Iran plans to sue Israel in international bodies for “crimes” against its nuclear scientists as it claims the arrest of a Zionist spy ring but reveals scant details.
“The issue that we will actively pursue is the condemnation of this illegal regime (Israel) and its punishment as the perpetrator of crimes against humanity and our scientists,” Iranian Foreign Ministry Spokesman Ramin Mehmanparast said at his weekly press briefing on Tuesday, as reported by the semi-official Iranian PRESS TV.
“We will definitely utilize all our means and capabilities to follow up the case in international legal bodies,” he said.
Iranian officials prominently boasted that intelligence agents rounded up a 10-man spy ring, one day after it showed the picture of a man accused of being a spy. The announcement came on the eve of the assassination of nuclear science lecturer Massoud Ali-Mohammadi last January 12, and official rhetoric but scant details raise questions concerning the veracity of the claim.
Last month, Iran boasted that it had downed U.S. drones, but American officials disputed the claims, saying that if any of its drones were missing, they might have crashed on Iranian soil after a technical failure.
Besides warning Israel that it night be sued, Islamic Republic officials also cautioned Western nations if they “had a hand in such terror efforts is indicative of an ongoing state terrorism.”
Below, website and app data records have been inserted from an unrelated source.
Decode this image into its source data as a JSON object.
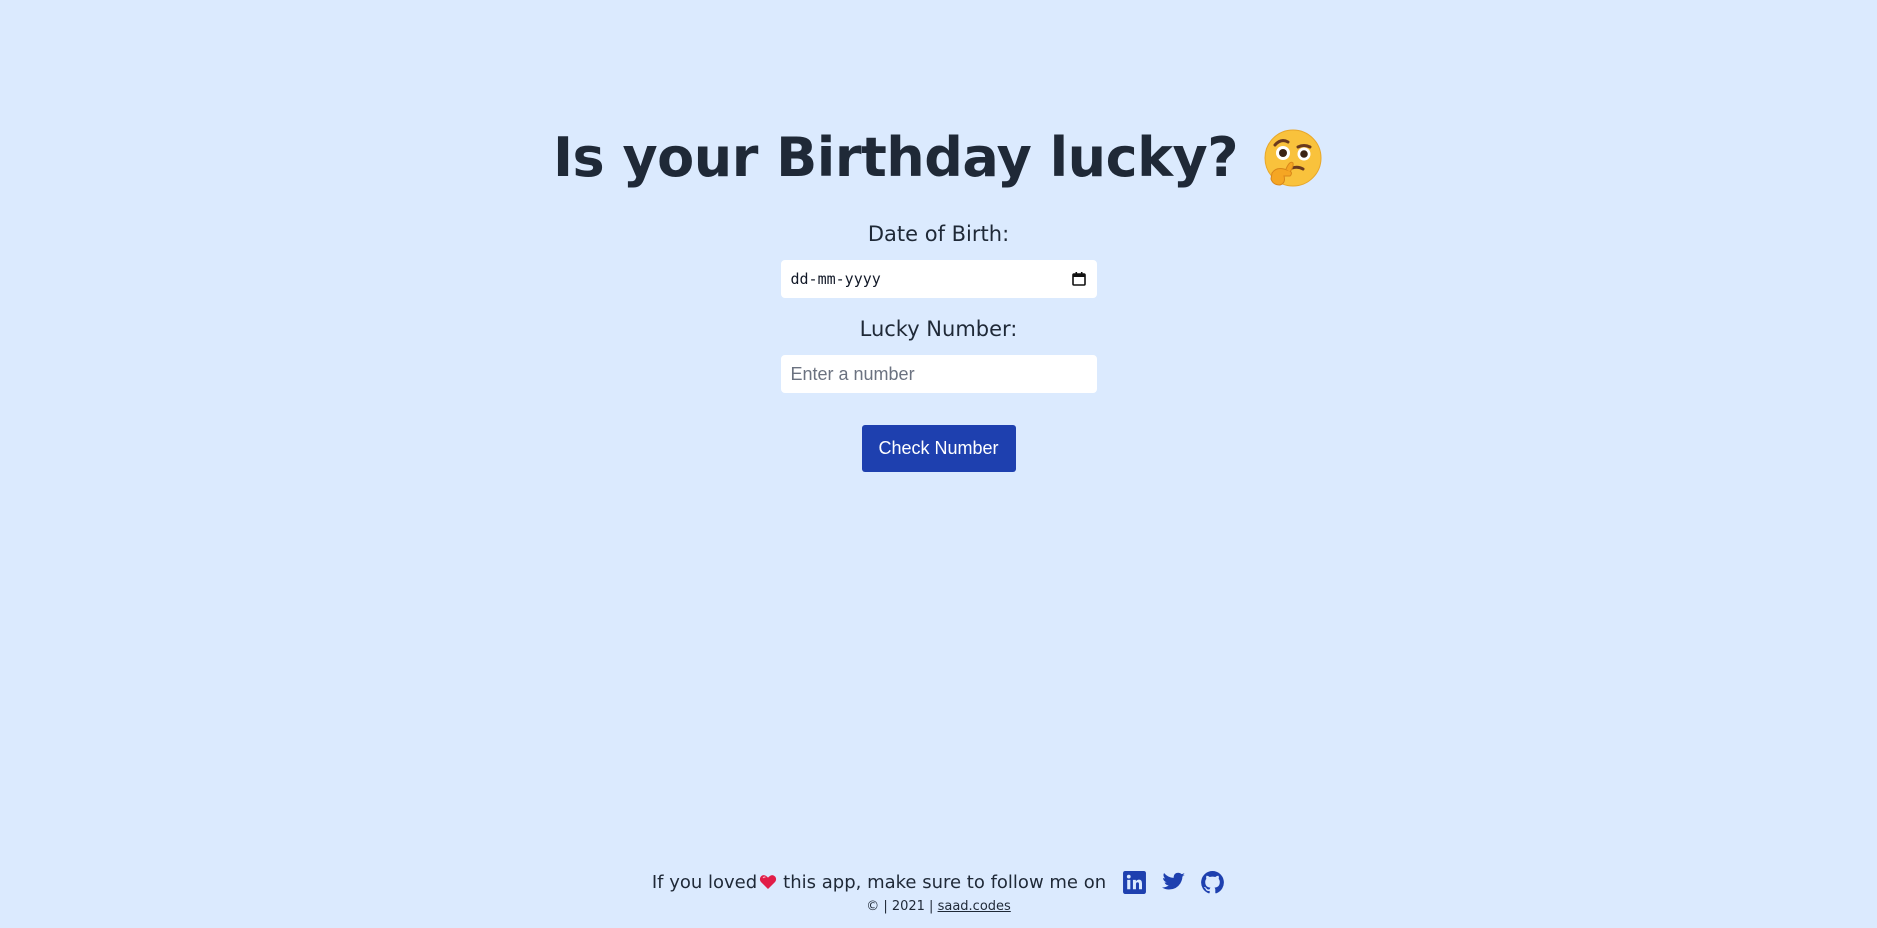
{
  "header": {
    "title": "Is your Birthday lucky?",
    "emoji": "thinking-face-with-raised-eyebrow"
  },
  "form": {
    "dob_label": "Date of Birth:",
    "dob_value": "dd-mm-yyyy",
    "lucky_label": "Lucky Number:",
    "lucky_placeholder": "Enter a number",
    "submit_label": "Check Number"
  },
  "footer": {
    "text_before": "If you loved",
    "text_after": " this app, make sure to follow me on",
    "social": [
      "linkedin-icon",
      "twitter-icon",
      "github-icon"
    ],
    "copyright_prefix": "© | 2021 |",
    "site_link": "saad.codes"
  },
  "colors": {
    "background": "#dbeafe",
    "primary": "#1e40af",
    "text": "#1f2937",
    "heart": "#e11d48"
  }
}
"Our neighbors and the regional countries that have ties with the Zionist regime should know that any assistance given to this regime would be viewed as a threat to Iran," Intelligence Minister Heidar Moslehi told a rare news conference Tuesday
Iran’s Intelligence Ministry charged that Israel's Mossad intelligence agency trained Iranian “spies and terrorists” and that a ring was arrested. It also claimed that the alleged ring use bases in European and non-European countries.
The alleged spies “have confessed to being trained by the Mossad and receiving all of their equipment from that agency," Ismael Kowsari, a member of the National Security Commission of parliament, told Iran's Fars News Agency.
One arrested man regularly traveled to Jerusalem, according to government statements, but they incorrectly described a non-existent location as Israel’s military headquarters where he supposedly met with Mossad agents.
One day before the announcement of the arrest, Iran revealed that a human rights lawyer was sentenced to 11 years in prison.